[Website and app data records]

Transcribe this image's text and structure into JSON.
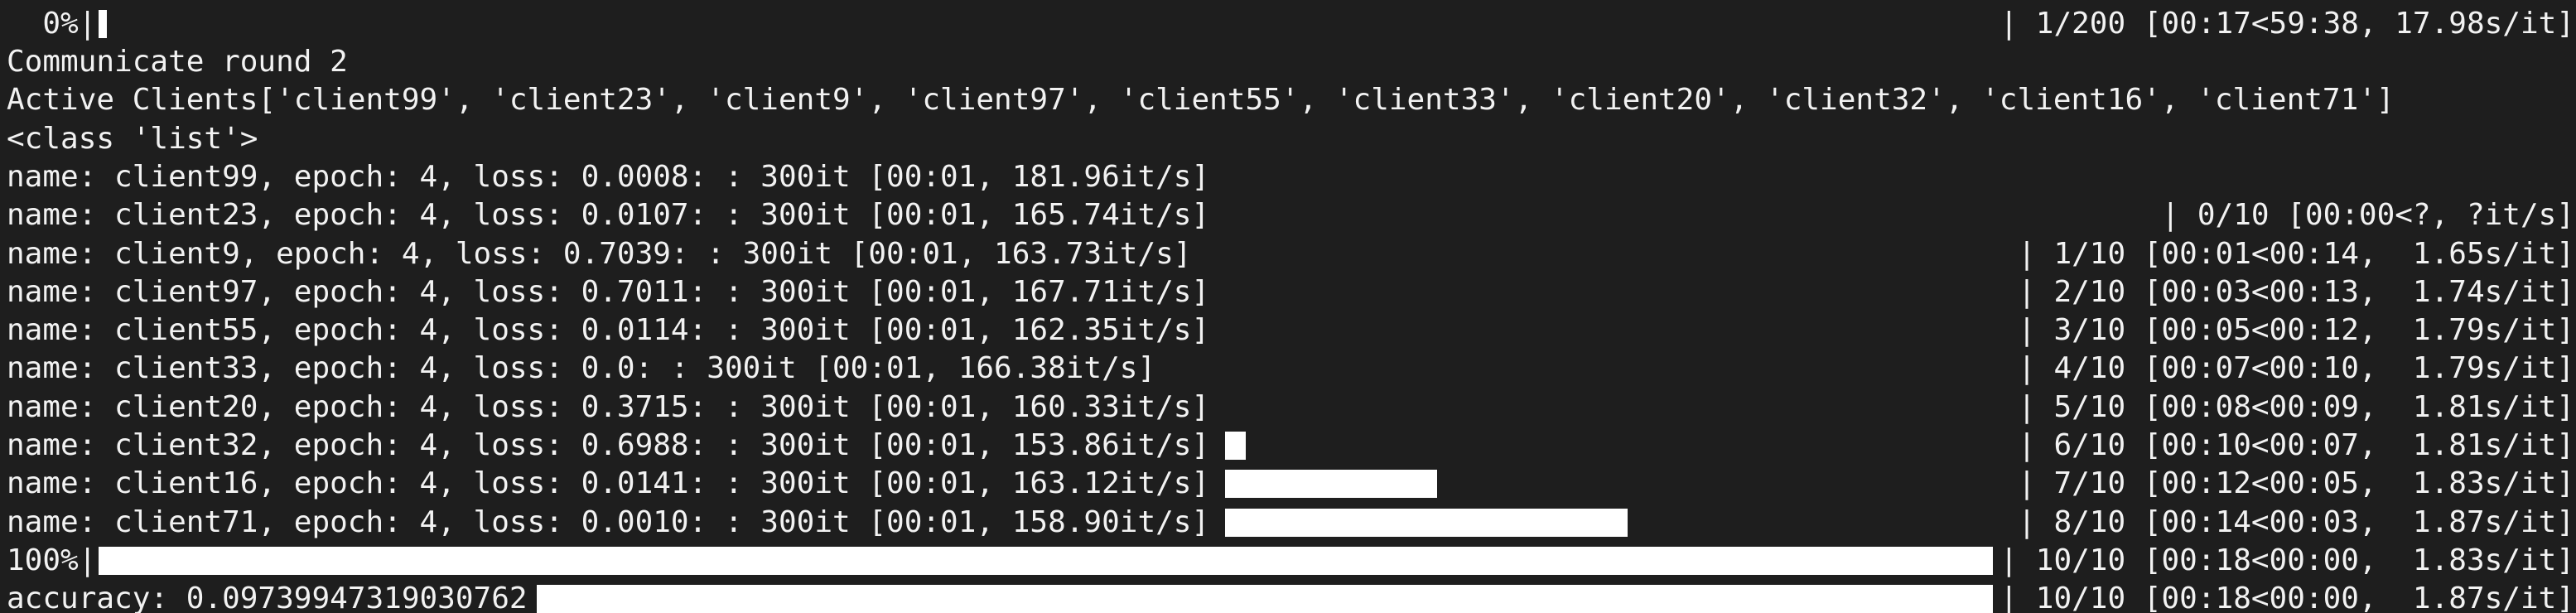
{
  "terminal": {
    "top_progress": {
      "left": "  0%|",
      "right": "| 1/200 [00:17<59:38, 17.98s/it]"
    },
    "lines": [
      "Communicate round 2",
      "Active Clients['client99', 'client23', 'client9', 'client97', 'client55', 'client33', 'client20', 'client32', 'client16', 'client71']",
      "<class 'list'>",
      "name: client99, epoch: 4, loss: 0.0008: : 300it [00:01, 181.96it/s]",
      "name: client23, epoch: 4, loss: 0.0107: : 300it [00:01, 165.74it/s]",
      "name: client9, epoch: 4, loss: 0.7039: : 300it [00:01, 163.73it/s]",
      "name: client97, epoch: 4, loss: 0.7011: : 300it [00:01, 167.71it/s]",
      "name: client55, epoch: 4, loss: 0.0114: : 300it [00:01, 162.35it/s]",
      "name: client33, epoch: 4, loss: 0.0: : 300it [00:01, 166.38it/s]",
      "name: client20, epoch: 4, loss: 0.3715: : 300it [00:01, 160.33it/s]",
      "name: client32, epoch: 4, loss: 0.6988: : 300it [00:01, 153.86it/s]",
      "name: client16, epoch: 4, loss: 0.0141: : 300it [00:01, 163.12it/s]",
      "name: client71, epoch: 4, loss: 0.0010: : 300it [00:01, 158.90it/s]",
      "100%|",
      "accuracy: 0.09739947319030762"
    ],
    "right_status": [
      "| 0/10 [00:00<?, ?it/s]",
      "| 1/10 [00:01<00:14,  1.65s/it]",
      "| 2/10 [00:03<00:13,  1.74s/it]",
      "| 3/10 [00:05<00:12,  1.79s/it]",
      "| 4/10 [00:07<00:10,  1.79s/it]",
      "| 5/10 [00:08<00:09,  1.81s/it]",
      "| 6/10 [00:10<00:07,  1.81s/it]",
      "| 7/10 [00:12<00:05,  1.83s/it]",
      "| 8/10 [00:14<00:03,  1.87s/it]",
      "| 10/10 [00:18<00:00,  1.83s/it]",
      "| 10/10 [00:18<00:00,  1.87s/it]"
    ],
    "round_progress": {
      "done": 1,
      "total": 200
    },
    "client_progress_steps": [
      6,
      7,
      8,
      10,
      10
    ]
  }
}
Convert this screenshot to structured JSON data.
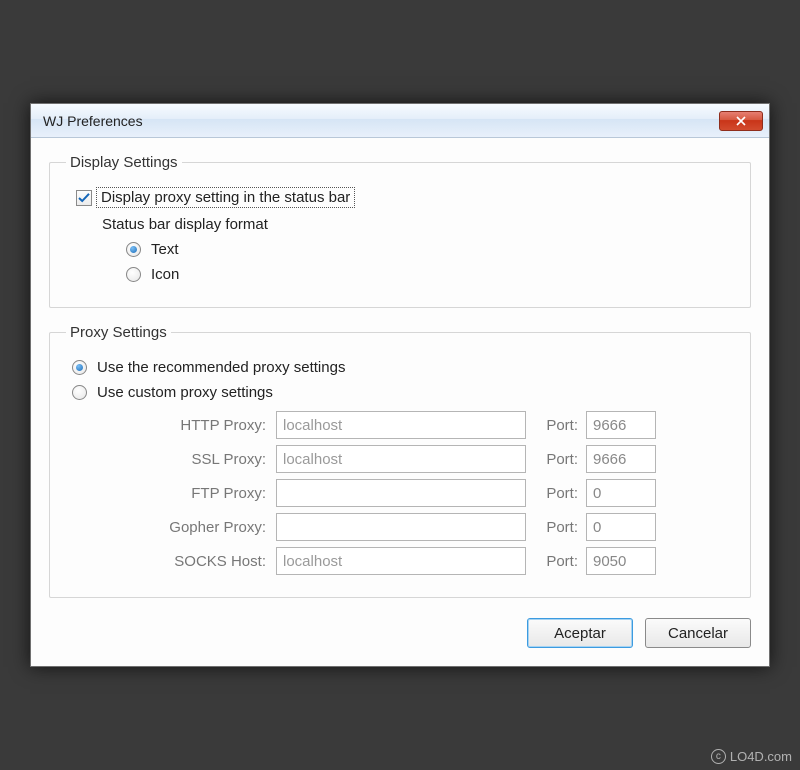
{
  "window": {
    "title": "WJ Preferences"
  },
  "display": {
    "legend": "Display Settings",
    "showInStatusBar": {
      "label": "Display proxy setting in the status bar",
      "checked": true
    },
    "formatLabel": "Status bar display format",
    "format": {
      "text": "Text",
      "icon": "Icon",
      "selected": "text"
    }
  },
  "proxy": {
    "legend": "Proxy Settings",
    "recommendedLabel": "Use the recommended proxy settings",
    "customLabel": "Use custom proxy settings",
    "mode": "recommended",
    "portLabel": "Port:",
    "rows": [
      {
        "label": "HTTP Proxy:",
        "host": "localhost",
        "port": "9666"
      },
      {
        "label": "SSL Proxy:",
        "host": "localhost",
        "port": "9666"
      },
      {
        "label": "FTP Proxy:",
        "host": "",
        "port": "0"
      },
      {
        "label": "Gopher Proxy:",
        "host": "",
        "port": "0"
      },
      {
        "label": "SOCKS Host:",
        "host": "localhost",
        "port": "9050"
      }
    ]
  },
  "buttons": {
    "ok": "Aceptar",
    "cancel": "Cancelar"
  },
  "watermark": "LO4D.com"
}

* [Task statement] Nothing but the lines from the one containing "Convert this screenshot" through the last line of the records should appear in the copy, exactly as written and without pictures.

* [Answer to this task]
Convert this screenshot to structured JSON data.
{
  "window": {
    "title": "WJ Preferences"
  },
  "display": {
    "legend": "Display Settings",
    "showInStatusBar": {
      "label": "Display proxy setting in the status bar",
      "checked": true
    },
    "formatLabel": "Status bar display format",
    "format": {
      "text": "Text",
      "icon": "Icon",
      "selected": "text"
    }
  },
  "proxy": {
    "legend": "Proxy Settings",
    "recommendedLabel": "Use the recommended proxy settings",
    "customLabel": "Use custom proxy settings",
    "mode": "recommended",
    "portLabel": "Port:",
    "rows": [
      {
        "label": "HTTP Proxy:",
        "host": "localhost",
        "port": "9666"
      },
      {
        "label": "SSL Proxy:",
        "host": "localhost",
        "port": "9666"
      },
      {
        "label": "FTP Proxy:",
        "host": "",
        "port": "0"
      },
      {
        "label": "Gopher Proxy:",
        "host": "",
        "port": "0"
      },
      {
        "label": "SOCKS Host:",
        "host": "localhost",
        "port": "9050"
      }
    ]
  },
  "buttons": {
    "ok": "Aceptar",
    "cancel": "Cancelar"
  },
  "watermark": "LO4D.com"
}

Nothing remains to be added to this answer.